-- EXTRACTED RECORDS follows --
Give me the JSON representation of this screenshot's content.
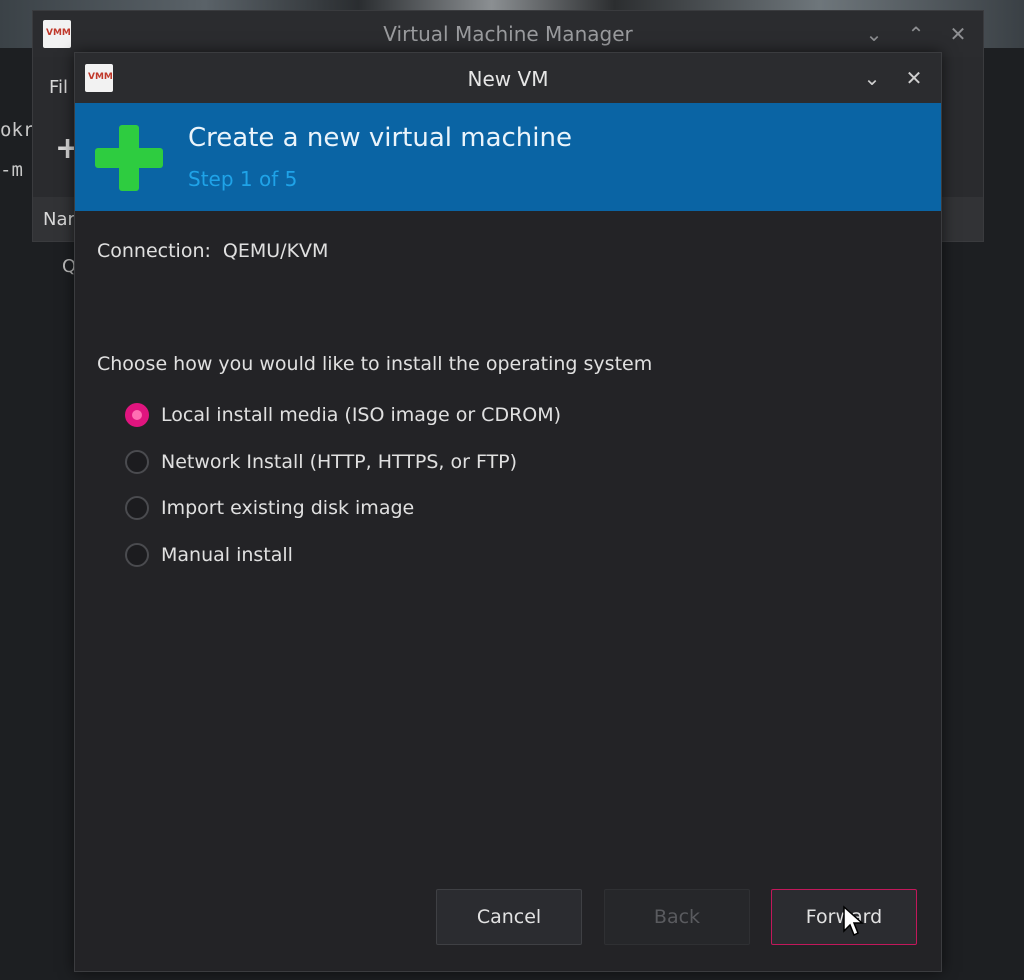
{
  "main_window": {
    "title": "Virtual Machine Manager",
    "menu_partial": "Fil",
    "header_partial": "Nar",
    "row_partial": "Q"
  },
  "desktop": {
    "line1": "okr",
    "line2": "-m"
  },
  "app_icon_text": "VMM",
  "dialog": {
    "title": "New VM",
    "banner_title": "Create a new virtual machine",
    "banner_step": "Step 1 of 5",
    "connection_label": "Connection:",
    "connection_value": "QEMU/KVM",
    "prompt": "Choose how you would like to install the operating system",
    "options": [
      {
        "label": "Local install media (ISO image or CDROM)",
        "selected": true
      },
      {
        "label": "Network Install (HTTP, HTTPS, or FTP)",
        "selected": false
      },
      {
        "label": "Import existing disk image",
        "selected": false
      },
      {
        "label": "Manual install",
        "selected": false
      }
    ],
    "buttons": {
      "cancel": "Cancel",
      "back": "Back",
      "forward": "Forward"
    }
  },
  "colors": {
    "banner": "#0a64a4",
    "accent": "#e0157f",
    "plus_icon": "#2ecc40"
  }
}
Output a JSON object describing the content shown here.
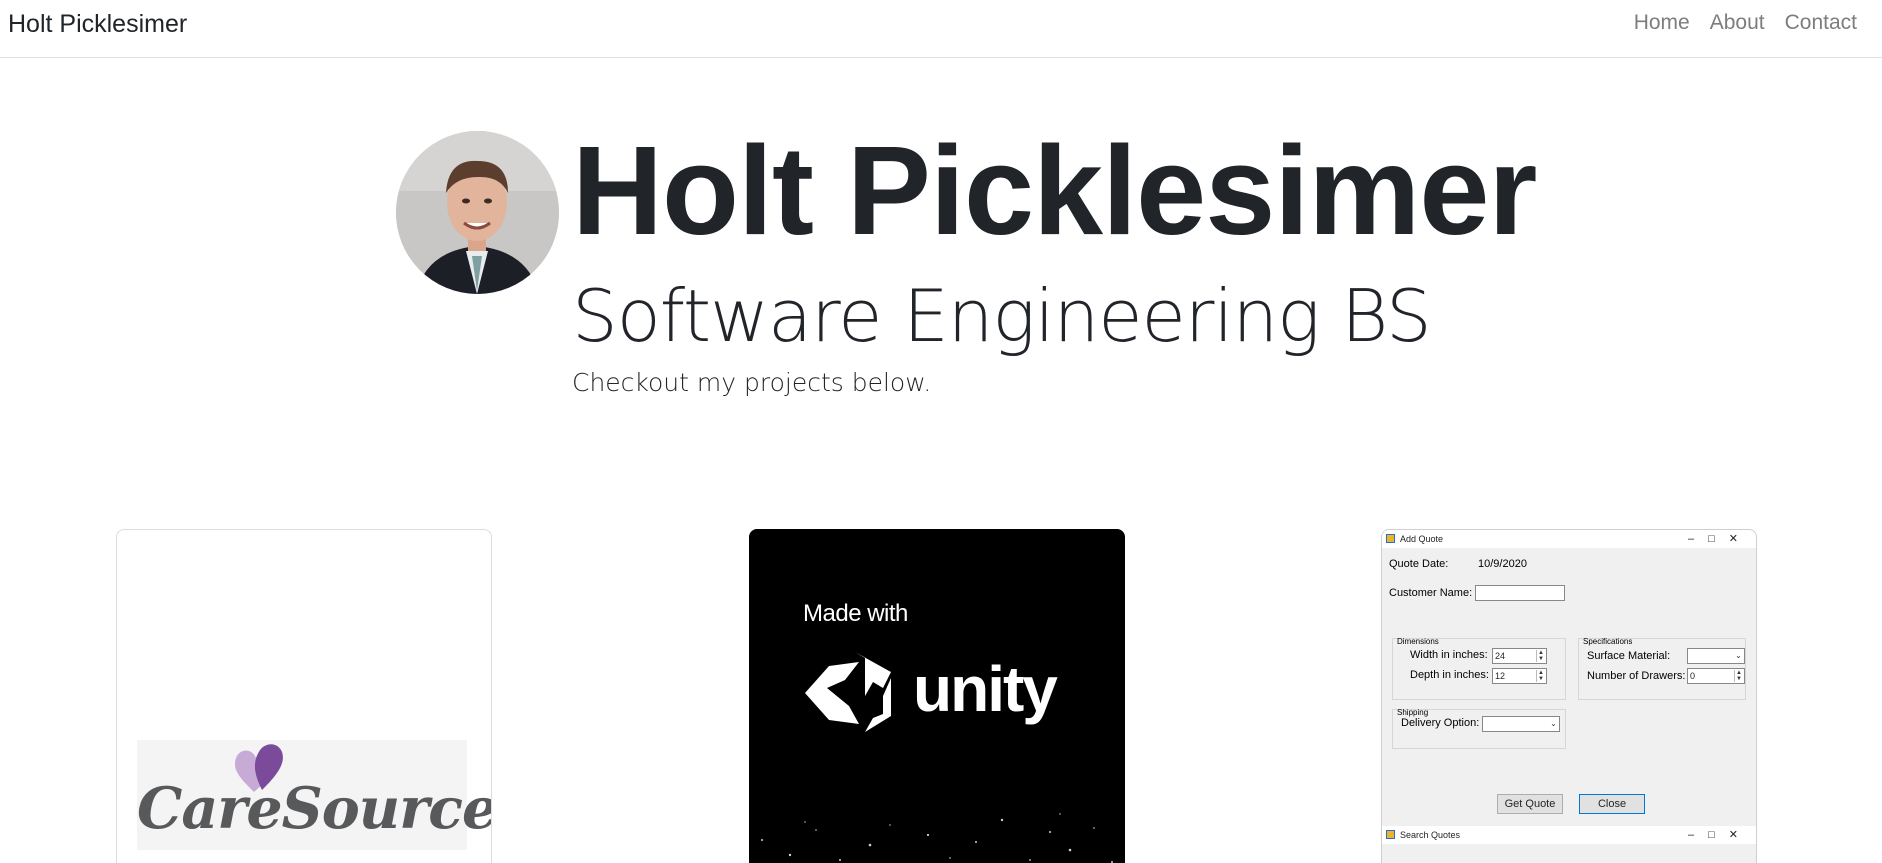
{
  "navbar": {
    "brand": "Holt Picklesimer",
    "links": [
      "Home",
      "About",
      "Contact"
    ]
  },
  "hero": {
    "name": "Holt Picklesimer",
    "subtitle": "Software Engineering BS",
    "tagline": "Checkout my projects below."
  },
  "cards": {
    "caresource": {
      "logo_text": "CareSource"
    },
    "unity": {
      "made_with": "Made with",
      "logo_text": "unity"
    },
    "quote_app": {
      "window_title": "Add Quote",
      "quote_date_label": "Quote Date:",
      "quote_date_value": "10/9/2020",
      "customer_name_label": "Customer Name:",
      "dimensions_group": "Dimensions",
      "width_label": "Width in inches:",
      "width_value": "24",
      "depth_label": "Depth in inches:",
      "depth_value": "12",
      "specifications_group": "Specifications",
      "surface_label": "Surface Material:",
      "drawers_label": "Number of Drawers:",
      "drawers_value": "0",
      "shipping_group": "Shipping",
      "delivery_label": "Delivery Option:",
      "get_quote_button": "Get Quote",
      "close_button": "Close",
      "second_window_title": "Search Quotes"
    }
  },
  "colors": {
    "text": "#212529",
    "nav_link": "#7d7d7d",
    "caresource_purple": "#8e5ba8",
    "unity_bg": "#000000"
  }
}
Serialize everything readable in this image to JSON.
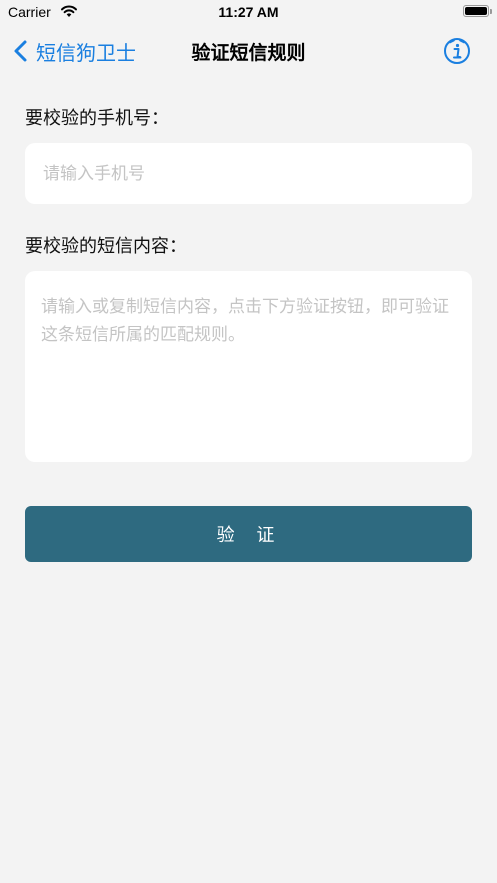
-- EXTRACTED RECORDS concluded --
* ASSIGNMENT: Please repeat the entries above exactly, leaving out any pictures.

* YOUR RESPONSE:
Give me the JSON representation of this screenshot's content.
{
  "main_window": {
    "title": "Virtual Machine Manager",
    "menu_partial": "Fil",
    "header_partial": "Nar",
    "row_partial": "Q"
  },
  "desktop": {
    "line1": "okr",
    "line2": "-m"
  },
  "app_icon_text": "VMM",
  "dialog": {
    "title": "New VM",
    "banner_title": "Create a new virtual machine",
    "banner_step": "Step 1 of 5",
    "connection_label": "Connection:",
    "connection_value": "QEMU/KVM",
    "prompt": "Choose how you would like to install the operating system",
    "options": [
      {
        "label": "Local install media (ISO image or CDROM)",
        "selected": true
      },
      {
        "label": "Network Install (HTTP, HTTPS, or FTP)",
        "selected": false
      },
      {
        "label": "Import existing disk image",
        "selected": false
      },
      {
        "label": "Manual install",
        "selected": false
      }
    ],
    "buttons": {
      "cancel": "Cancel",
      "back": "Back",
      "forward": "Forward"
    }
  },
  "colors": {
    "banner": "#0a64a4",
    "accent": "#e0157f",
    "plus_icon": "#2ecc40"
  }
}
Output a JSON object describing the content shown here.
{
  "navbar": {
    "brand": "Holt Picklesimer",
    "links": [
      "Home",
      "About",
      "Contact"
    ]
  },
  "hero": {
    "name": "Holt Picklesimer",
    "subtitle": "Software Engineering BS",
    "tagline": "Checkout my projects below."
  },
  "cards": {
    "caresource": {
      "logo_text": "CareSource"
    },
    "unity": {
      "made_with": "Made with",
      "logo_text": "unity"
    },
    "quote_app": {
      "window_title": "Add Quote",
      "quote_date_label": "Quote Date:",
      "quote_date_value": "10/9/2020",
      "customer_name_label": "Customer Name:",
      "dimensions_group": "Dimensions",
      "width_label": "Width in inches:",
      "width_value": "24",
      "depth_label": "Depth in inches:",
      "depth_value": "12",
      "specifications_group": "Specifications",
      "surface_label": "Surface Material:",
      "drawers_label": "Number of Drawers:",
      "drawers_value": "0",
      "shipping_group": "Shipping",
      "delivery_label": "Delivery Option:",
      "get_quote_button": "Get Quote",
      "close_button": "Close",
      "second_window_title": "Search Quotes"
    }
  },
  "colors": {
    "text": "#212529",
    "nav_link": "#7d7d7d",
    "caresource_purple": "#8e5ba8",
    "unity_bg": "#000000"
  }
}
Serialize everything readable in this image to JSON.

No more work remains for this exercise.